Give every line of the data again, unchanged, but with no pictures.

─── EXERCISE MATERIAL ───

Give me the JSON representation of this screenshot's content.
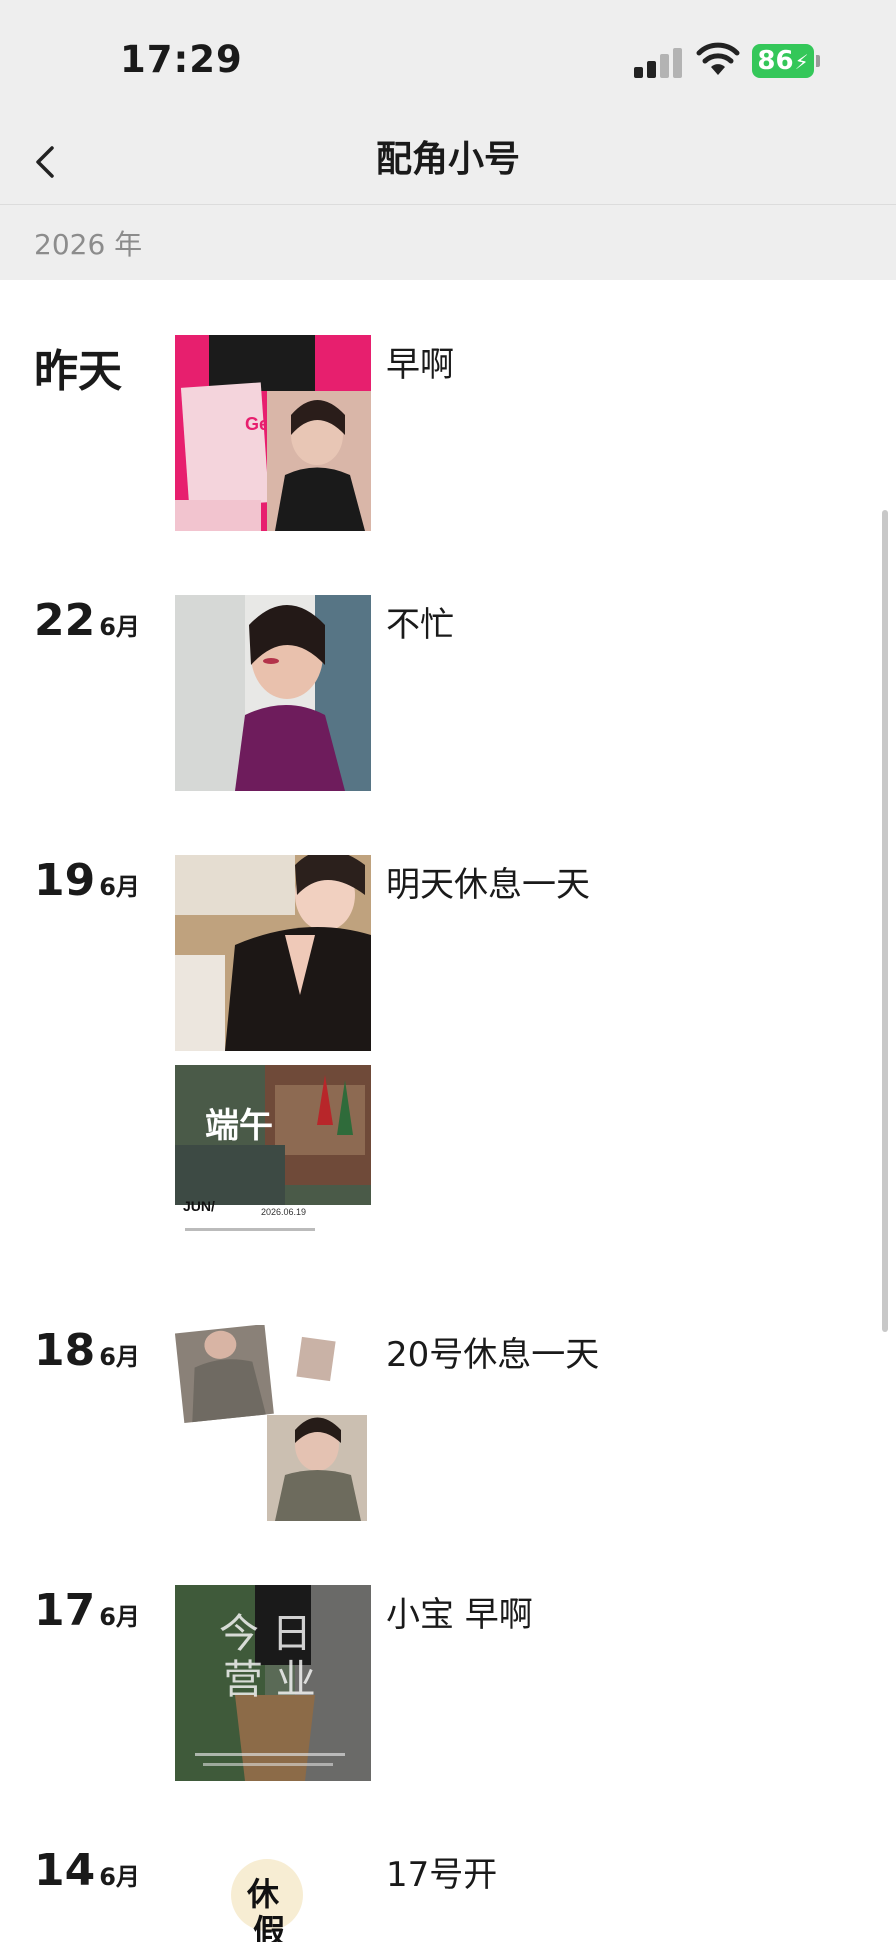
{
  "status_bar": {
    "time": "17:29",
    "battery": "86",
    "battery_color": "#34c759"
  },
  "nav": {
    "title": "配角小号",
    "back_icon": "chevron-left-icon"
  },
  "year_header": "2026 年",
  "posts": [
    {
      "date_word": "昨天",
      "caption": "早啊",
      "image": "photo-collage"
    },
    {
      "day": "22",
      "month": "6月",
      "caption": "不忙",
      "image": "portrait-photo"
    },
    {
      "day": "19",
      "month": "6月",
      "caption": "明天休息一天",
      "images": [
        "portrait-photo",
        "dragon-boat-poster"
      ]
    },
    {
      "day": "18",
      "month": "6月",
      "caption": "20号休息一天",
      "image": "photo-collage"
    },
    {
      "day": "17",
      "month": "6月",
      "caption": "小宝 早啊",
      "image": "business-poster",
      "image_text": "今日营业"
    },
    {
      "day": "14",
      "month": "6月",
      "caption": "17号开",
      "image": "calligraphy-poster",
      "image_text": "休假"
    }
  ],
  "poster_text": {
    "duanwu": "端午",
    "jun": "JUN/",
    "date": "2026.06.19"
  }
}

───

SOLUTION TO THE PROBLEM =>
Give me the JSON representation of this screenshot's content.
{
  "status_bar": {
    "time": "17:29",
    "battery": "86",
    "battery_color": "#34c759"
  },
  "nav": {
    "title": "配角小号",
    "back_icon": "chevron-left-icon"
  },
  "year_header": "2026 年",
  "posts": [
    {
      "date_word": "昨天",
      "caption": "早啊",
      "image": "photo-collage"
    },
    {
      "day": "22",
      "month": "6月",
      "caption": "不忙",
      "image": "portrait-photo"
    },
    {
      "day": "19",
      "month": "6月",
      "caption": "明天休息一天",
      "images": [
        "portrait-photo",
        "dragon-boat-poster"
      ]
    },
    {
      "day": "18",
      "month": "6月",
      "caption": "20号休息一天",
      "image": "photo-collage"
    },
    {
      "day": "17",
      "month": "6月",
      "caption": "小宝 早啊",
      "image": "business-poster",
      "image_text": "今日营业"
    },
    {
      "day": "14",
      "month": "6月",
      "caption": "17号开",
      "image": "calligraphy-poster",
      "image_text": "休假"
    }
  ],
  "poster_text": {
    "duanwu": "端午",
    "jun": "JUN/",
    "date": "2026.06.19"
  }
}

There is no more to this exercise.